A whole series of indices leads one to the conclusion that the economic structure of the region is still in the process of elaboration. Approximately half of the total population is rural. Although the figures reflect to a certain degree suburban growth, in the period 1951–61 the rural population grew by 23·47 per cent, which is a very high rate of growth for rural areas, and the growth seems to have occurred in all of the counties. Urban centres grew very rapidly and the urban population increased by 53·6 per cent, whilst the total population increased at the high rate of 36·66 per cent. In the past decade, therefore, the Waikato-Hauraki region has been one of the largest and fastest growing regions of the Dominion and much of the development has occurred in its agricultural sector. But the region is also destined to make its mark in the manufacturing sector.

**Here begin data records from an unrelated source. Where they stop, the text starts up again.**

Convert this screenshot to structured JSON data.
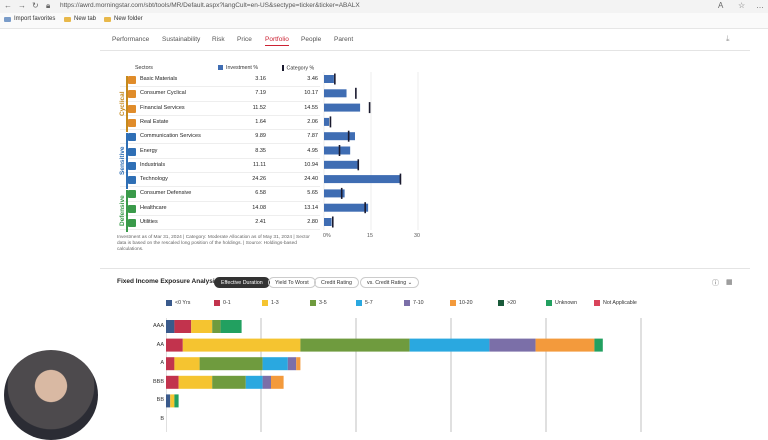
{
  "browser": {
    "url": "https://awrd.morningstar.com/sbt/tools/MR/Default.aspx?langCult=en-US&sectype=ticker&ticker=ABALX",
    "bookmarks": [
      "Import favorites",
      "New tab",
      "New folder"
    ]
  },
  "nav": {
    "tabs": [
      "Performance",
      "Sustainability",
      "Risk",
      "Price",
      "Portfolio",
      "People",
      "Parent"
    ],
    "active": "Portfolio"
  },
  "sectors": {
    "col_sectors": "Sectors",
    "col_investment": "Investment %",
    "col_category": "Category %",
    "groups": [
      "Cyclical",
      "Sensitive",
      "Defensive"
    ],
    "rows": [
      {
        "name": "Basic Materials",
        "inv": "3.16",
        "cat": "3.46",
        "group": "Cyclical"
      },
      {
        "name": "Consumer Cyclical",
        "inv": "7.19",
        "cat": "10.17",
        "group": "Cyclical"
      },
      {
        "name": "Financial Services",
        "inv": "11.52",
        "cat": "14.55",
        "group": "Cyclical"
      },
      {
        "name": "Real Estate",
        "inv": "1.64",
        "cat": "2.06",
        "group": "Cyclical"
      },
      {
        "name": "Communication Services",
        "inv": "9.89",
        "cat": "7.87",
        "group": "Sensitive"
      },
      {
        "name": "Energy",
        "inv": "8.35",
        "cat": "4.95",
        "group": "Sensitive"
      },
      {
        "name": "Industrials",
        "inv": "11.11",
        "cat": "10.94",
        "group": "Sensitive"
      },
      {
        "name": "Technology",
        "inv": "24.26",
        "cat": "24.40",
        "group": "Sensitive"
      },
      {
        "name": "Consumer Defensive",
        "inv": "6.58",
        "cat": "5.65",
        "group": "Defensive"
      },
      {
        "name": "Healthcare",
        "inv": "14.08",
        "cat": "13.14",
        "group": "Defensive"
      },
      {
        "name": "Utilities",
        "inv": "2.41",
        "cat": "2.80",
        "group": "Defensive"
      }
    ],
    "note": "Investment as of Mar 31, 2024 | Category: Moderate Allocation as of May 31, 2024 | Sector data is based on the rescaled long position of the holdings. | Source: Holdings-based calculations."
  },
  "fixed_income": {
    "title": "Fixed Income Exposure Analysis",
    "pills": [
      "Effective Duration",
      "Yield To Worst",
      "Credit Rating",
      "vs. Credit Rating"
    ],
    "active_pill": "Effective Duration",
    "legend": [
      {
        "label": "<0 Yrs",
        "color": "#3a5a8c"
      },
      {
        "label": "0-1",
        "color": "#c2334d"
      },
      {
        "label": "1-3",
        "color": "#f5c430"
      },
      {
        "label": "3-5",
        "color": "#6f9b3e"
      },
      {
        "label": "5-7",
        "color": "#2aa8e0"
      },
      {
        "label": "7-10",
        "color": "#7b6fa8"
      },
      {
        "label": "10-20",
        "color": "#f39a3c"
      },
      {
        "label": ">20",
        "color": "#1a5a3a"
      },
      {
        "label": "Unknown",
        "color": "#22a060"
      },
      {
        "label": "Not Applicable",
        "color": "#d9435a"
      }
    ]
  },
  "chart_data": [
    {
      "type": "bar",
      "title": "",
      "categories": [
        "Basic Materials",
        "Consumer Cyclical",
        "Financial Services",
        "Real Estate",
        "Communication Services",
        "Energy",
        "Industrials",
        "Technology",
        "Consumer Defensive",
        "Healthcare",
        "Utilities"
      ],
      "series": [
        {
          "name": "Investment %",
          "values": [
            3.16,
            7.19,
            11.52,
            1.64,
            9.89,
            8.35,
            11.11,
            24.26,
            6.58,
            14.08,
            2.41
          ]
        },
        {
          "name": "Category %",
          "values": [
            3.46,
            10.17,
            14.55,
            2.06,
            7.87,
            4.95,
            10.94,
            24.4,
            5.65,
            13.14,
            2.8
          ]
        }
      ],
      "xticks": [
        "0%",
        "15",
        "30"
      ],
      "xlim": [
        0,
        30
      ],
      "colors": {
        "investment": "#3f6db3",
        "category": "#1a1a2e"
      }
    },
    {
      "type": "bar",
      "stacked": true,
      "categories": [
        "AAA",
        "AA",
        "A",
        "BBB",
        "BB",
        "B"
      ],
      "series": [
        {
          "name": "<0 Yrs",
          "values": [
            2,
            0,
            0,
            0,
            1,
            0
          ]
        },
        {
          "name": "0-1",
          "values": [
            4,
            4,
            2,
            3,
            0,
            0
          ]
        },
        {
          "name": "1-3",
          "values": [
            5,
            28,
            6,
            8,
            1,
            0
          ]
        },
        {
          "name": "3-5",
          "values": [
            2,
            26,
            15,
            8,
            0,
            0
          ]
        },
        {
          "name": "5-7",
          "values": [
            0,
            19,
            6,
            4,
            0,
            0
          ]
        },
        {
          "name": "7-10",
          "values": [
            0,
            11,
            2,
            2,
            0,
            0
          ]
        },
        {
          "name": "10-20",
          "values": [
            0,
            14,
            1,
            3,
            0,
            0
          ]
        },
        {
          "name": ">20",
          "values": [
            0,
            0,
            0,
            0,
            0,
            0
          ]
        },
        {
          "name": "Unknown",
          "values": [
            5,
            2,
            0,
            0,
            1,
            0
          ]
        },
        {
          "name": "Not Applicable",
          "values": [
            0,
            0,
            0,
            0,
            0,
            0
          ]
        }
      ]
    }
  ]
}
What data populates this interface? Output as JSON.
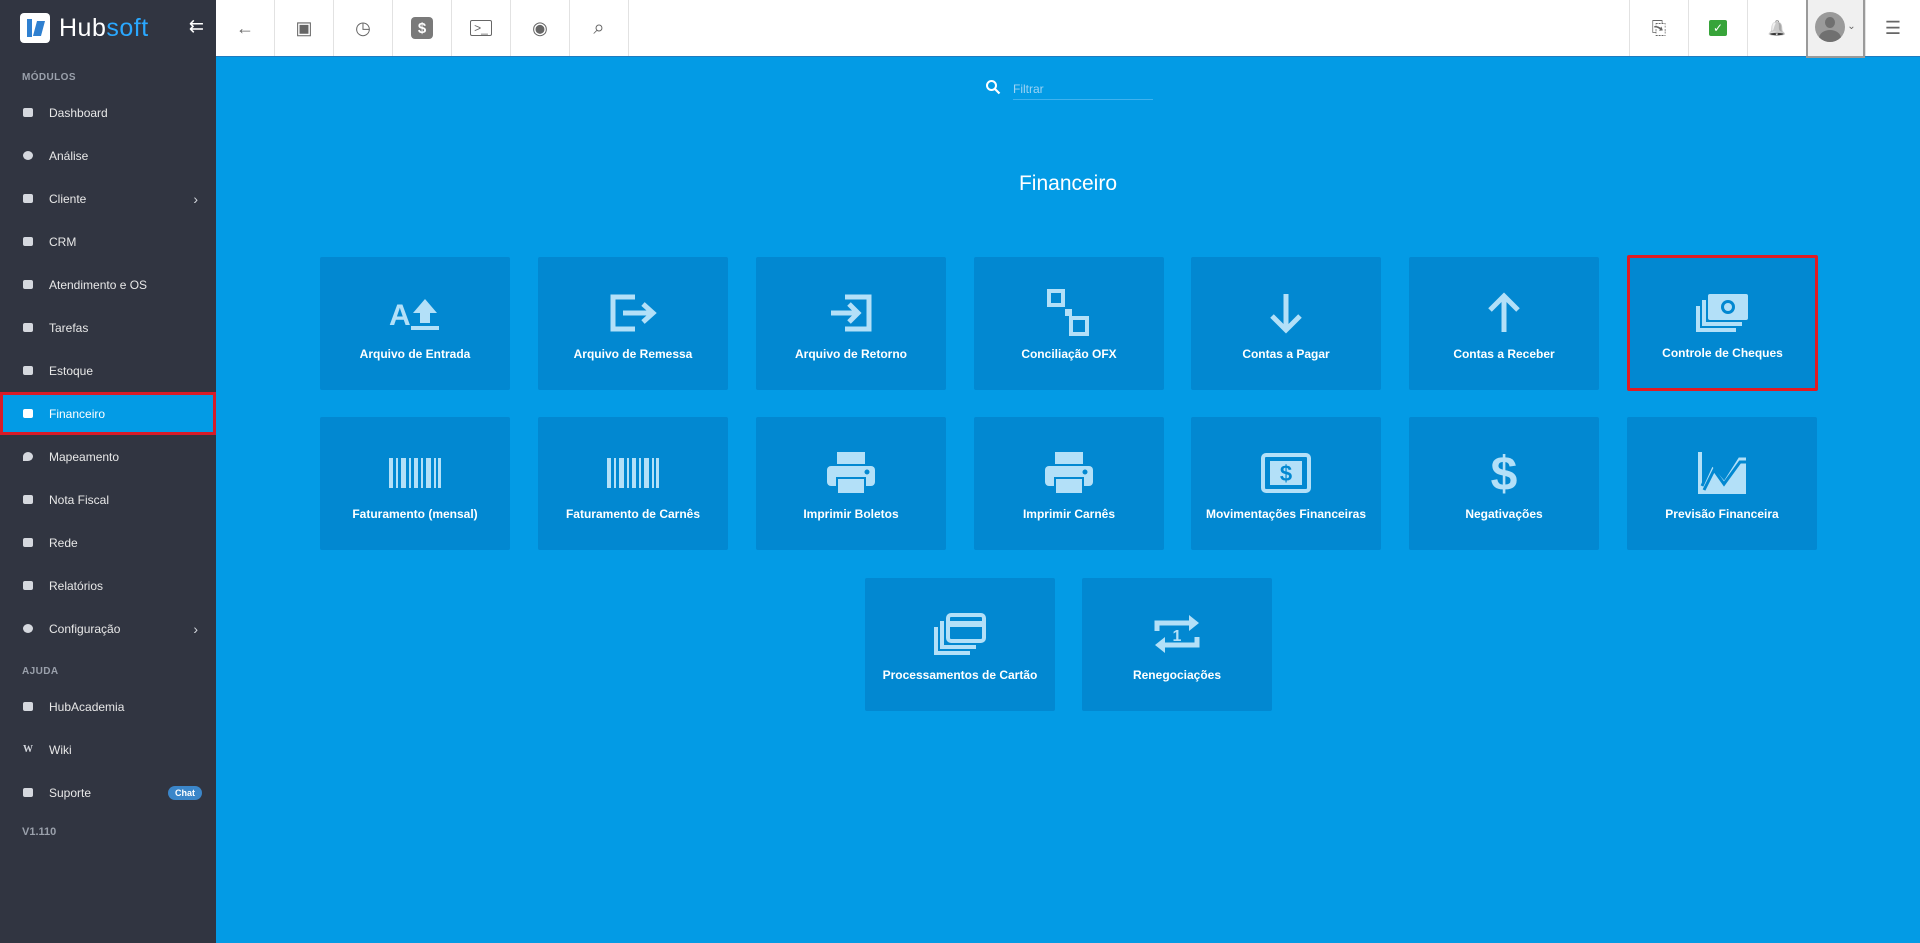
{
  "brand": {
    "name_left": "Hub",
    "name_right": "soft",
    "collapse": "⇇"
  },
  "sidebar": {
    "modules_title": "MÓDULOS",
    "items": [
      {
        "label": "Dashboard"
      },
      {
        "label": "Análise"
      },
      {
        "label": "Cliente",
        "chevron": "›"
      },
      {
        "label": "CRM"
      },
      {
        "label": "Atendimento e OS"
      },
      {
        "label": "Tarefas"
      },
      {
        "label": "Estoque"
      },
      {
        "label": "Financeiro",
        "active": true
      },
      {
        "label": "Mapeamento"
      },
      {
        "label": "Nota Fiscal"
      },
      {
        "label": "Rede"
      },
      {
        "label": "Relatórios"
      },
      {
        "label": "Configuração",
        "chevron": "›"
      }
    ],
    "help_title": "AJUDA",
    "help_items": [
      {
        "label": "HubAcademia"
      },
      {
        "label": "Wiki"
      },
      {
        "label": "Suporte",
        "badge": "Chat"
      }
    ],
    "version": "V1.110"
  },
  "toolbar": {
    "back": "←",
    "contact": "▣",
    "schedule": "◷",
    "money": "$",
    "terminal": ">_",
    "view": "◉",
    "search": "⌕",
    "pdf": "⎘",
    "check": "✓",
    "bell": "🔔",
    "avatar_chevron": "⌄",
    "list": "☰"
  },
  "filter": {
    "placeholder": "Filtrar",
    "icon": "search-icon"
  },
  "page_title": "Financeiro",
  "tiles": [
    {
      "label": "Arquivo de Entrada",
      "icon": "file-upload-icon"
    },
    {
      "label": "Arquivo de Remessa",
      "icon": "export-icon"
    },
    {
      "label": "Arquivo de Retorno",
      "icon": "import-icon"
    },
    {
      "label": "Conciliação OFX",
      "icon": "reconcile-icon"
    },
    {
      "label": "Contas a Pagar",
      "icon": "arrow-down-icon"
    },
    {
      "label": "Contas a Receber",
      "icon": "arrow-up-icon"
    },
    {
      "label": "Controle de Cheques",
      "icon": "money-stack-icon",
      "highlight": true
    },
    {
      "label": "Faturamento (mensal)",
      "icon": "barcode-icon"
    },
    {
      "label": "Faturamento de Carnês",
      "icon": "barcode-icon"
    },
    {
      "label": "Imprimir Boletos",
      "icon": "printer-icon"
    },
    {
      "label": "Imprimir Carnês",
      "icon": "printer-icon"
    },
    {
      "label": "Movimentações Financeiras",
      "icon": "dollar-box-icon"
    },
    {
      "label": "Negativações",
      "icon": "dollar-icon"
    },
    {
      "label": "Previsão Financeira",
      "icon": "chart-icon"
    },
    {
      "label": "Processamentos de Cartão",
      "icon": "cards-icon"
    },
    {
      "label": "Renegociações",
      "icon": "repeat-one-icon"
    }
  ],
  "colors": {
    "accent": "#039be5",
    "tile": "#0288d1",
    "highlight": "#e11b22",
    "sidebar": "#313541"
  }
}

On present trends, therefore, it seems that Waikato-Hauraki will assume an even higher rank in the national economy than it does today.
by Samuel Harvey Franklin, B.COM.GEOG., M.A.(BIRMINGHAM), Senior Lecturer, Geography Department, Victoria University of Wellington.
|Cows in Milk|
|County||Cows in Milk||
Dairy Cows in Milk per 100
Sheep Shorn 1960
|County||Average Area of Holdings 1960||Area Occupied 1960|
|Hauraki Plains||173||133, 226|
N.Z. Geographer, Vol. 12, Oct 1956, “The Geography of Power Resources in the Waikato Region”, Farrell, B. H.